* **Activity**: Copy each line of the records below that has "curve" in it.

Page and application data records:
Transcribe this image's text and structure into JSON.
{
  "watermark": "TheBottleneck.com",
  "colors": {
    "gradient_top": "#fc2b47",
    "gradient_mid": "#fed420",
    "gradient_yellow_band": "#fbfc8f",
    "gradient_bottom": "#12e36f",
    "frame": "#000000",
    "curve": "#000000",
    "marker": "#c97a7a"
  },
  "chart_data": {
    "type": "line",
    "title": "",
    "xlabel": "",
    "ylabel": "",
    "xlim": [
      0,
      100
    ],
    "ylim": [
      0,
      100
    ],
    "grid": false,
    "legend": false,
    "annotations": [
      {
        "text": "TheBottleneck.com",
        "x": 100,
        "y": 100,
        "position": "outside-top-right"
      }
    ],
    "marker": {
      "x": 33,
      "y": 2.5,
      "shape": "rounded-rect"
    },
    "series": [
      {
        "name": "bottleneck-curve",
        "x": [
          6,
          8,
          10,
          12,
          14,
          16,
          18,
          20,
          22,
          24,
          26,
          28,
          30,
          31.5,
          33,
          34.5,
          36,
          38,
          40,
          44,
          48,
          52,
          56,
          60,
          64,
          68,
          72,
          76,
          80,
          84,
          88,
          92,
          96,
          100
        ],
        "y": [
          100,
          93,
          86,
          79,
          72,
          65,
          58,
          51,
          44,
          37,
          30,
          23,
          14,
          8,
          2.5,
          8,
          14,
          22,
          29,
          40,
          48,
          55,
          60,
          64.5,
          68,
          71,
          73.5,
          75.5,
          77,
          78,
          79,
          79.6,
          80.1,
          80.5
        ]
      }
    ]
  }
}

* **Your response**:
    "curve": "#000000",
        "name": "bottleneck-curve",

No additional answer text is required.